    13. 13. Uses of NFC Connect electronic devices . Access digital content, using a wireless device such as a mobile phone to read a “smart” poster embedded with an RF tag,url etc. Make contactless transactions, including those for payment, access and ticketing. Exchange of information such as schedules, maps, business card and coupon delivery in a few hundred milliseconds; Pay for items just by waving your phone over the NFC capable devices. Transferring images, posters for displaying and printing It could, for example, replace the pairing step of establishing connections. NFC can be used in social networking situations, such as sharing contacts, photos, videos or files ,and entering multiplayer mobile games. Reading information and “picking up” special offers, coupons and discounts from smart posters or smart billboards 14
    14. 14. Uses of NFC 15
    15. 15. Categories of NFC Touch and Go: Applications such as access control or transport/event ticketing, where the user needs only to bring the device storing the ticket or access code close to the reader. Also, for simple data capture applications, such as picking up an Internet URL from a smart label on a poster. Touch and Confirm: Applications such as mobile payment where the user has to confirm the interaction by entering a password or just accepting the transaction. Touch and Connect: Linking two NFC-enabled devices to enable peer to peer transfer of data such as downloading music, exchanging images or synchronizing address books. Touch and Explore: NFC devices may offer more than one possible function. The consumer will be able to explore a devices capabilities to find out which functionalities and services are offered. Eg-url tags 16
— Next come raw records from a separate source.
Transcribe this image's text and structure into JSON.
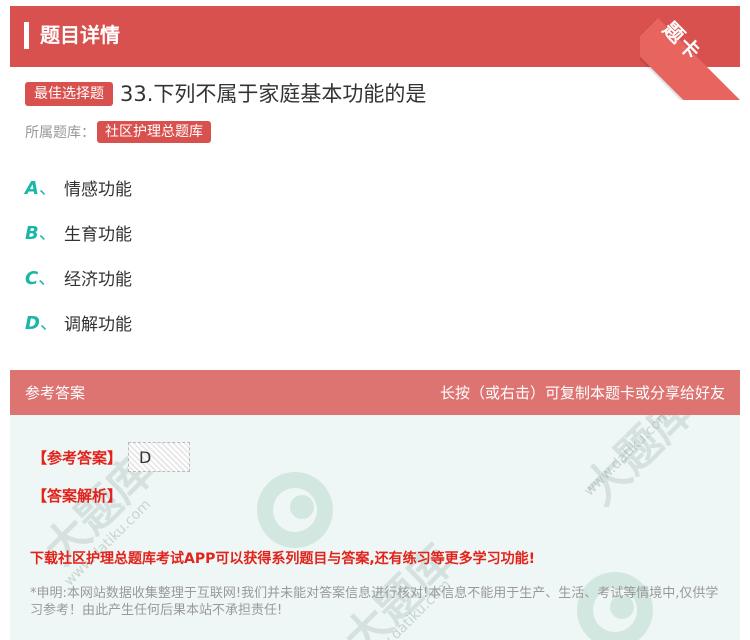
{
  "header": {
    "title": "题目详情",
    "corner_label": "题卡"
  },
  "question": {
    "type_badge": "最佳选择题",
    "text": "33.下列不属于家庭基本功能的是",
    "bank_label": "所属题库：",
    "bank_name": "社区护理总题库"
  },
  "options": [
    {
      "letter": "A",
      "sep": "、",
      "text": "情感功能"
    },
    {
      "letter": "B",
      "sep": "、",
      "text": "生育功能"
    },
    {
      "letter": "C",
      "sep": "、",
      "text": "经济功能"
    },
    {
      "letter": "D",
      "sep": "、",
      "text": "调解功能"
    }
  ],
  "answer_section": {
    "label": "参考答案",
    "hint": "长按（或右击）可复制本题卡或分享给好友",
    "ref_answer_label": "【参考答案】",
    "ref_answer_value": "D",
    "analysis_label": "【答案解析】",
    "promo": "下载社区护理总题库考试APP可以获得系列题目与答案,还有练习等更多学习功能!",
    "disclaimer": "*申明:本网站数据收集整理于互联网!我们并未能对答案信息进行核对!本信息不能用于生产、生活、考试等情境中,仅供学习参考！由此产生任何后果本站不承担责任!"
  },
  "watermark": {
    "brand": "大题库",
    "url": "www.datiku.com"
  },
  "colors": {
    "primary_red": "#d9514f",
    "answer_header": "#de7472",
    "option_letter": "#1ab7a8",
    "answer_bg": "#eef7f5",
    "alert_red": "#e2221b"
  }
}
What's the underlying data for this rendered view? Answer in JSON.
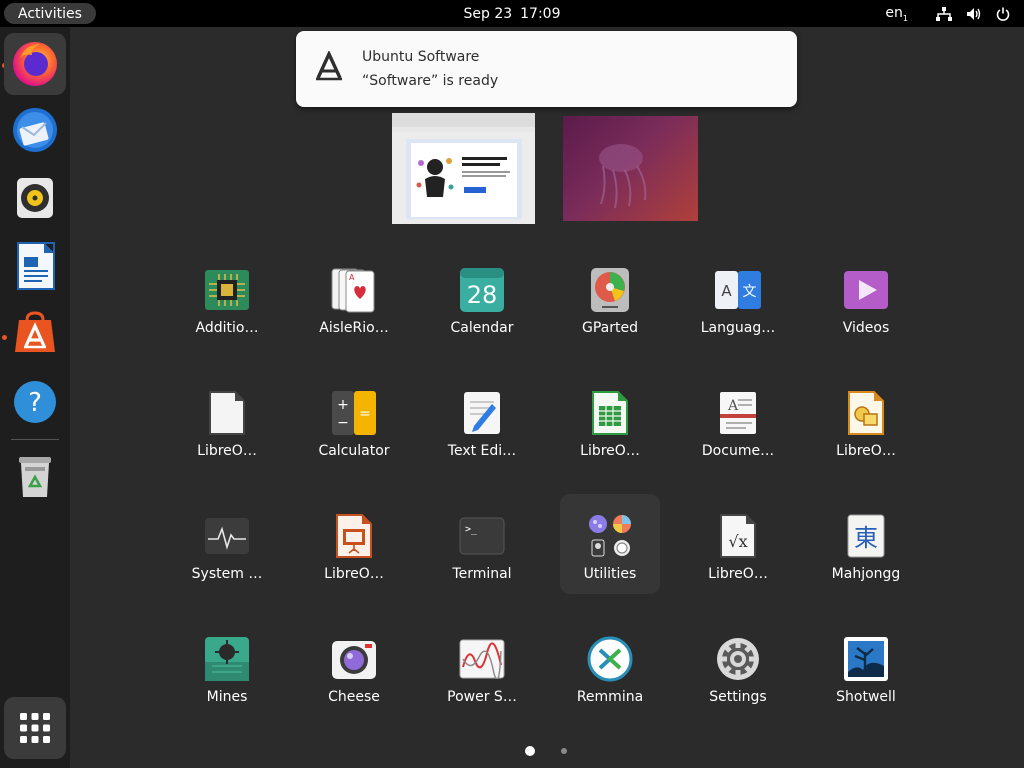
{
  "topbar": {
    "activities": "Activities",
    "date": "Sep 23",
    "time": "17:09",
    "lang": "en",
    "lang_sub": "1",
    "icons": [
      "network-icon",
      "volume-icon",
      "power-icon"
    ]
  },
  "dock": {
    "items": [
      {
        "name": "firefox",
        "icon": "firefox-icon",
        "running": true
      },
      {
        "name": "thunderbird",
        "icon": "thunderbird-icon",
        "running": false
      },
      {
        "name": "rhythmbox",
        "icon": "rhythmbox-icon",
        "running": false
      },
      {
        "name": "libreoffice-writer",
        "icon": "writer-icon",
        "running": false
      },
      {
        "name": "ubuntu-software",
        "icon": "software-icon",
        "running": true
      },
      {
        "name": "help",
        "icon": "help-icon",
        "running": false
      },
      {
        "name": "trash",
        "icon": "trash-icon",
        "running": false
      },
      {
        "name": "show-apps",
        "icon": "grid-icon",
        "running": false
      }
    ],
    "accent": "#e95420"
  },
  "notification": {
    "title": "Ubuntu Software",
    "body": "“Software” is ready"
  },
  "apps": [
    {
      "label": "Additio…",
      "icon": "chip-icon"
    },
    {
      "label": "AisleRio…",
      "icon": "cards-icon"
    },
    {
      "label": "Calendar",
      "icon": "calendar-icon",
      "badge": "28"
    },
    {
      "label": "GParted",
      "icon": "disk-icon"
    },
    {
      "label": "Languag…",
      "icon": "language-icon"
    },
    {
      "label": "Videos",
      "icon": "video-icon"
    },
    {
      "label": "LibreO…",
      "icon": "libreoffice-icon"
    },
    {
      "label": "Calculator",
      "icon": "calculator-icon"
    },
    {
      "label": "Text Edi…",
      "icon": "text-editor-icon"
    },
    {
      "label": "LibreO…",
      "icon": "calc-icon"
    },
    {
      "label": "Docume…",
      "icon": "document-viewer-icon"
    },
    {
      "label": "LibreO…",
      "icon": "draw-icon"
    },
    {
      "label": "System …",
      "icon": "system-monitor-icon"
    },
    {
      "label": "LibreO…",
      "icon": "impress-icon"
    },
    {
      "label": "Terminal",
      "icon": "terminal-icon"
    },
    {
      "label": "Utilities",
      "icon": "folder-icon",
      "folder": true
    },
    {
      "label": "LibreO…",
      "icon": "math-icon"
    },
    {
      "label": "Mahjongg",
      "icon": "mahjongg-icon",
      "glyph": "東"
    },
    {
      "label": "Mines",
      "icon": "mines-icon"
    },
    {
      "label": "Cheese",
      "icon": "cheese-icon"
    },
    {
      "label": "Power S…",
      "icon": "power-stats-icon"
    },
    {
      "label": "Remmina",
      "icon": "remmina-icon"
    },
    {
      "label": "Settings",
      "icon": "settings-icon"
    },
    {
      "label": "Shotwell",
      "icon": "shotwell-icon"
    }
  ],
  "pagination": {
    "current": 1,
    "total": 2
  }
}
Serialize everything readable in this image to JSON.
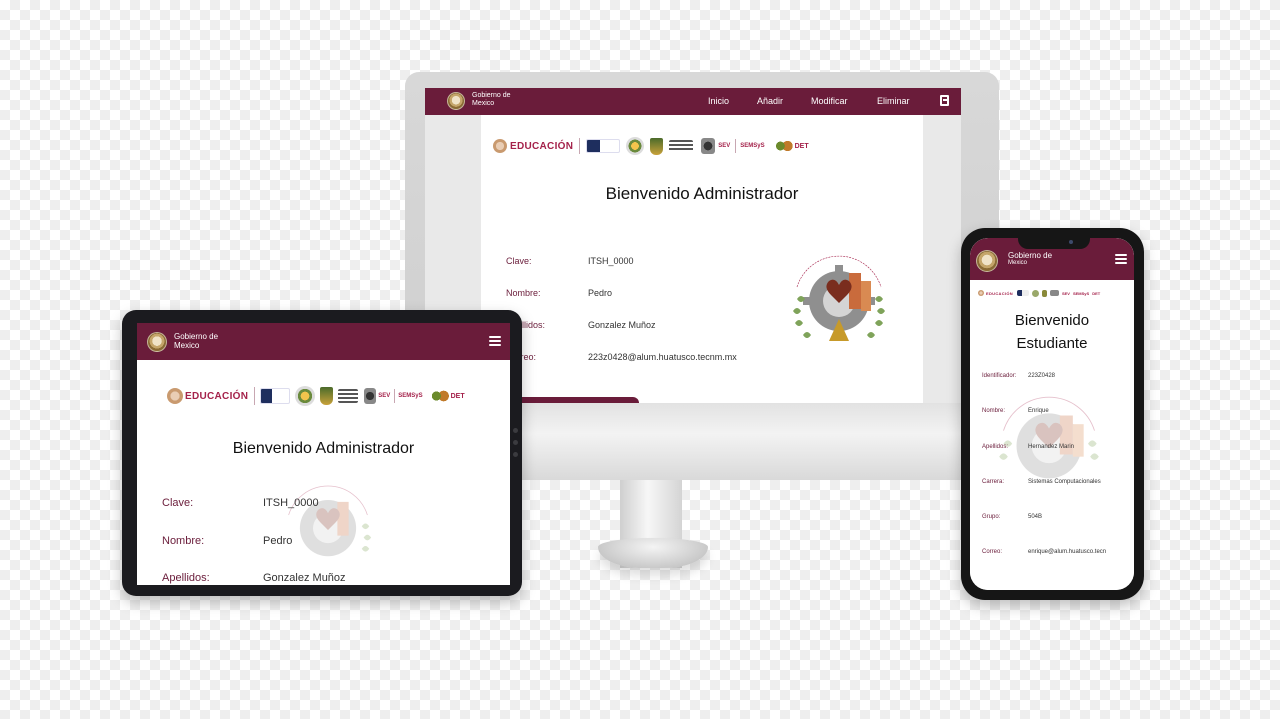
{
  "header": {
    "gov_line1": "Gobierno de",
    "gov_line2": "Mexico",
    "brand_color": "#6a1c3a"
  },
  "desktop": {
    "nav": [
      "Inicio",
      "Añadir",
      "Modificar",
      "Eliminar"
    ],
    "logout_icon": "exit-icon",
    "welcome": "Bienvenido Administrador",
    "fields": [
      {
        "label": "Clave:",
        "value": "ITSH_0000"
      },
      {
        "label": "Nombre:",
        "value": "Pedro"
      },
      {
        "label": "Apellidos:",
        "value": "Gonzalez Muñoz"
      },
      {
        "label": "Correo:",
        "value": "223z0428@alum.huatusco.tecnm.mx"
      }
    ]
  },
  "tablet": {
    "welcome": "Bienvenido Administrador",
    "fields": [
      {
        "label": "Clave:",
        "value": "ITSH_0000"
      },
      {
        "label": "Nombre:",
        "value": "Pedro"
      },
      {
        "label": "Apellidos:",
        "value": "Gonzalez Muñoz"
      }
    ]
  },
  "phone": {
    "welcome_line1": "Bienvenido",
    "welcome_line2": "Estudiante",
    "fields": [
      {
        "label": "Identificador:",
        "value": "223Z0428"
      },
      {
        "label": "Nombre:",
        "value": "Enrique"
      },
      {
        "label": "Apellidos:",
        "value": "Hernandez Marin"
      },
      {
        "label": "Carrera:",
        "value": "Sistemas Computacionales"
      },
      {
        "label": "Grupo:",
        "value": "504B"
      },
      {
        "label": "Correo:",
        "value": "enrique@alum.huatusco.tecn"
      }
    ]
  },
  "logos": {
    "educacion": "EDUCACIÓN",
    "sev": "SEV",
    "semsys": "SEMSyS",
    "det": "DET"
  },
  "watermark_text": "Instituto Tecnológico Superior de Huatusco"
}
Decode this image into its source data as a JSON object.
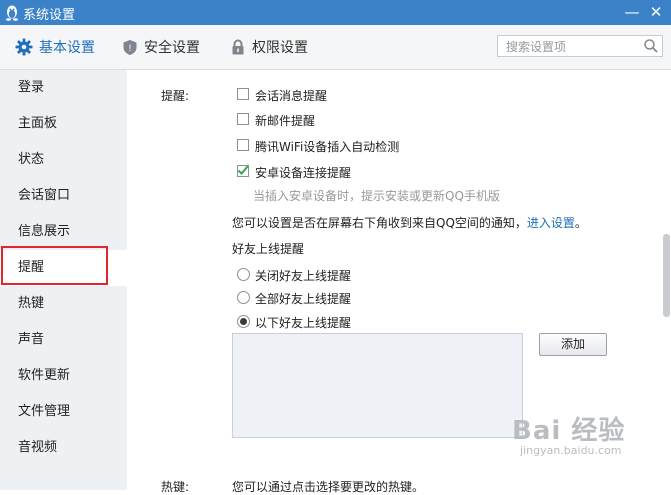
{
  "window": {
    "title": "系统设置",
    "minimize": "—",
    "close": "✕"
  },
  "toolbar": {
    "tabs": [
      {
        "label": "基本设置",
        "icon": "gear-icon"
      },
      {
        "label": "安全设置",
        "icon": "shield-icon"
      },
      {
        "label": "权限设置",
        "icon": "lock-icon"
      }
    ],
    "search_placeholder": "搜索设置项"
  },
  "sidebar": {
    "items": [
      "登录",
      "主面板",
      "状态",
      "会话窗口",
      "信息展示",
      "提醒",
      "热键",
      "声音",
      "软件更新",
      "文件管理",
      "音视频"
    ],
    "selected": "提醒"
  },
  "reminder": {
    "section_label": "提醒:",
    "checkboxes": [
      {
        "label": "会话消息提醒",
        "checked": false
      },
      {
        "label": "新邮件提醒",
        "checked": false
      },
      {
        "label": "腾讯WiFi设备插入自动检测",
        "checked": false
      },
      {
        "label": "安卓设备连接提醒",
        "checked": true
      }
    ],
    "android_hint": "当插入安卓设备时，提示安装或更新QQ手机版",
    "notice_text": "您可以设置是否在屏幕右下角收到来自QQ空间的通知，",
    "notice_link": "进入设置",
    "notice_end": "。",
    "friend_online_title": "好友上线提醒",
    "radios": [
      {
        "label": "关闭好友上线提醒",
        "selected": false
      },
      {
        "label": "全部好友上线提醒",
        "selected": false
      },
      {
        "label": "以下好友上线提醒",
        "selected": true
      }
    ],
    "add_button": "添加"
  },
  "hotkey": {
    "section_label": "热键:",
    "text": "您可以通过点击选择要更改的热键。"
  },
  "watermark": {
    "main": "Bai 经验",
    "sub": "jingyan.baidu.com"
  },
  "colors": {
    "titlebar": "#3c82c8",
    "accent": "#1f6fbd",
    "highlight_box": "#e5252e"
  }
}
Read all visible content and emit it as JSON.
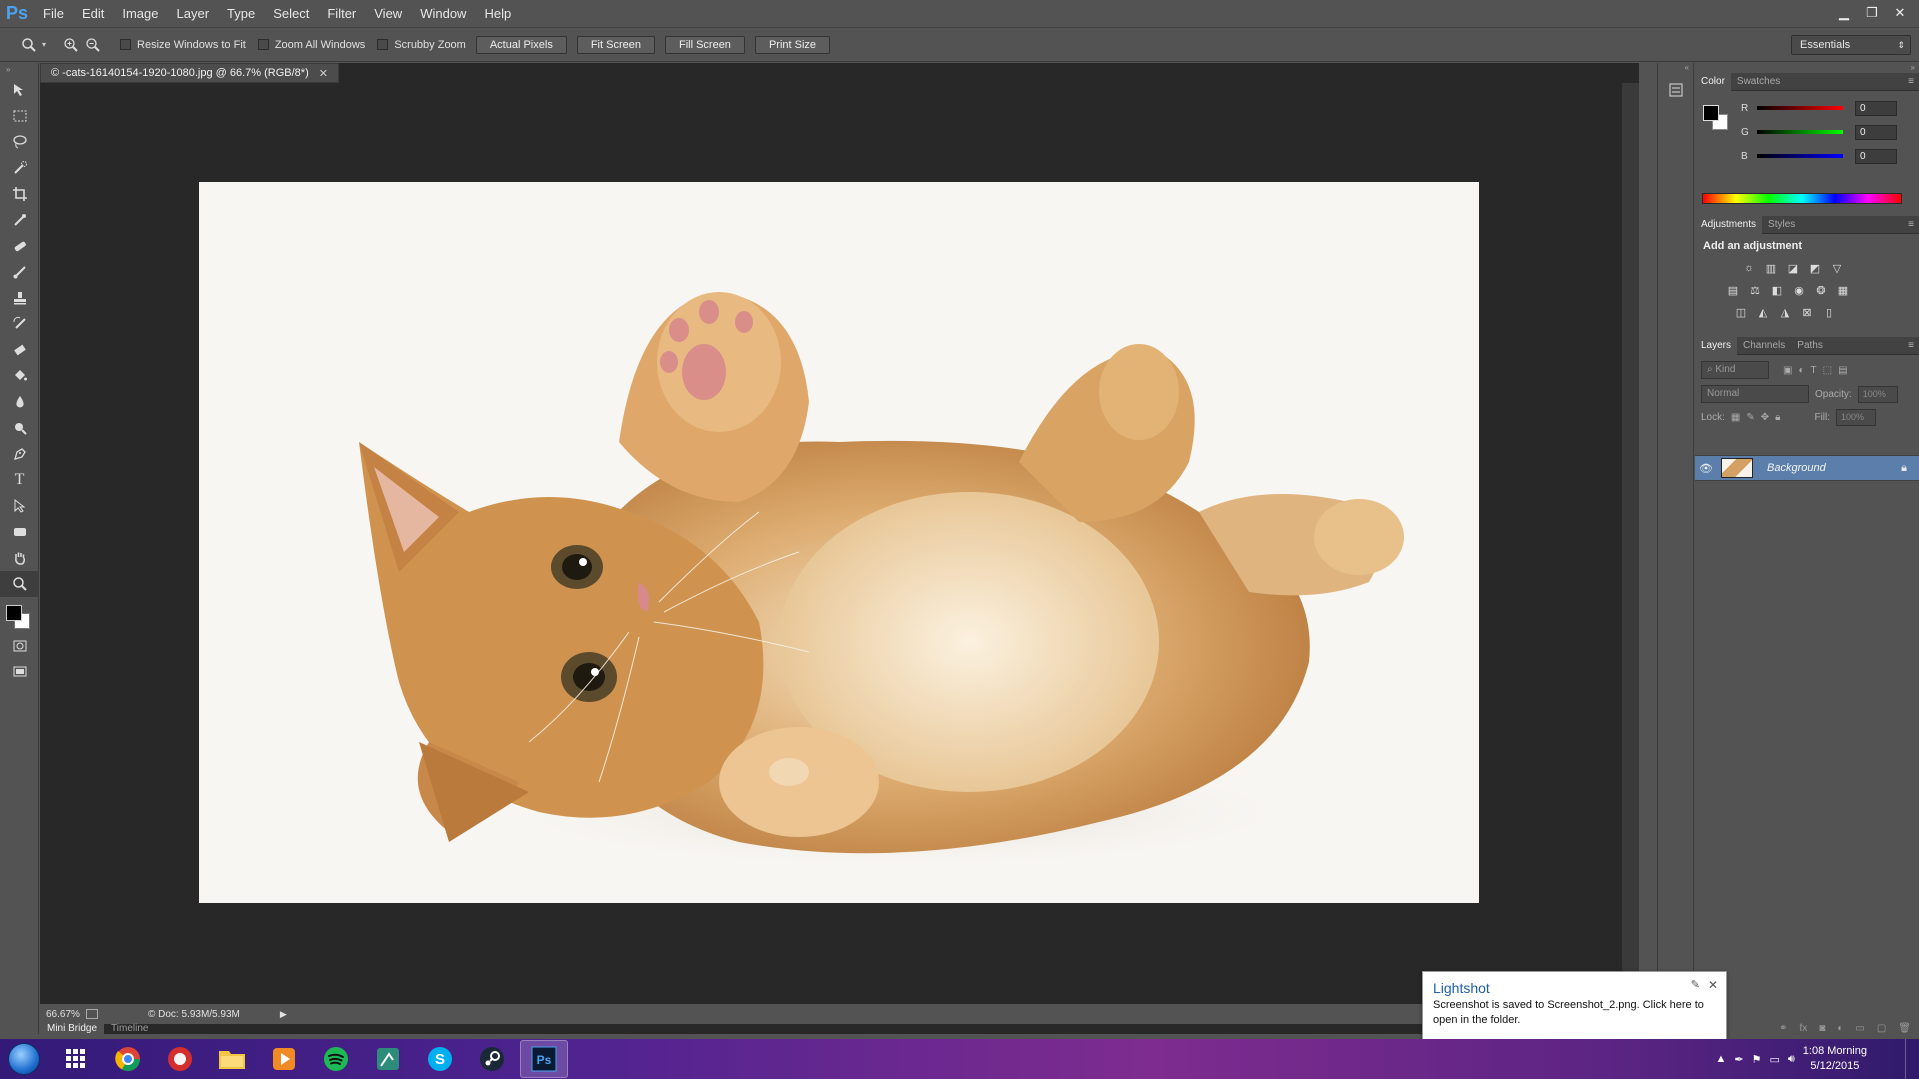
{
  "app": {
    "logo": "Ps",
    "menu": [
      "File",
      "Edit",
      "Image",
      "Layer",
      "Type",
      "Select",
      "Filter",
      "View",
      "Window",
      "Help"
    ],
    "window_controls": [
      "minimize-icon",
      "restore-icon",
      "close-icon"
    ]
  },
  "options": {
    "checks": [
      {
        "label": "Resize Windows to Fit",
        "checked": false
      },
      {
        "label": "Zoom All Windows",
        "checked": false
      },
      {
        "label": "Scrubby Zoom",
        "checked": false
      }
    ],
    "buttons": [
      "Actual Pixels",
      "Fit Screen",
      "Fill Screen",
      "Print Size"
    ],
    "workspace": "Essentials"
  },
  "document": {
    "tab_title": "© -cats-16140154-1920-1080.jpg @ 66.7% (RGB/8*)",
    "zoom": "66.67%",
    "doc_size": "© Doc: 5.93M/5.93M"
  },
  "panels": {
    "color": {
      "tabs": [
        "Color",
        "Swatches"
      ],
      "r_label": "R",
      "r_value": "0",
      "g_label": "G",
      "g_value": "0",
      "b_label": "B",
      "b_value": "0"
    },
    "adjustments": {
      "tabs": [
        "Adjustments",
        "Styles"
      ],
      "title": "Add an adjustment"
    },
    "layers": {
      "tabs": [
        "Layers",
        "Channels",
        "Paths"
      ],
      "kind": "Kind",
      "blend_mode": "Normal",
      "opacity_label": "Opacity:",
      "opacity_value": "100%",
      "lock_label": "Lock:",
      "fill_label": "Fill:",
      "fill_value": "100%",
      "layer_name": "Background"
    }
  },
  "bottom_tabs": [
    "Mini Bridge",
    "Timeline"
  ],
  "toast": {
    "title": "Lightshot",
    "body": "Screenshot is saved to Screenshot_2.png. Click here to open in the folder."
  },
  "taskbar": {
    "time": "1:08 Morning",
    "date": "5/12/2015",
    "apps": [
      "windows-apps-icon",
      "chrome-icon",
      "red-app-icon",
      "file-explorer-icon",
      "media-player-icon",
      "spotify-icon",
      "terminal-icon",
      "skype-icon",
      "steam-icon",
      "photoshop-icon"
    ]
  },
  "colors": {
    "ui_bg": "#535353",
    "canvas_bg": "#282828",
    "accent_blue": "#5b7faa",
    "ps_blue": "#4aa3f0"
  }
}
    16. 16. Why not NFC!!! Currently, there are not many NFC devices and NFC tag based system available. Some Security threats like: Ghost and Leech, using an RFID reader to steal or transmit the victim’s credentials to a fake RFID card. This is an attack that extends the range (normally a few centimetres) of a “tap and pay” transaction, letting an attacker basically pick your virtual pocket. Attackers can buy used RFID readers to assist in pulling off this attack. Collin Mulliner’s Python NDEF library, tools for reading and writing NFC tags. Mulliner has demonstrated phishing, fuzzing, and spoofing attacks against mobile phones with NFC. The library was developed for use against a specific NFC-enabled phone, but the greater availability of new Android-based NFC phones will make it easier to update in the future. Limited range 17
    17. 17. NFC, A Future Technology New generations of iPhone, iPod and iPad products would reportedly be equipped with NFC capability which would enable small-scale monetary transactions May 2011, Google announced Google Wallet, an Android application that will make use of NFC to make payments at stores Microsoft announced that all Windows Phone 8 devices will make use of the NFC technology. Controller of the Wii U home console will have install a NFC function 18
    18. 18. NFC enabled phones Nexus S, Samsung Galaxy SII , Samsung Galaxy note HTC Amaze 4G Nokia C7 BlackBerry Torch 9810/9860 19
    19. 19. Example Use CasesDownload media content from poster Send links to friendsPurchase a product from a poster 20
    20. 20. NFC-Bluetooth Integration It could, for example, replace the pairing step of establishing Bluetooth connections. 21
    21. 21. Buzzing Technology 22
    22. 22. Thank You! 23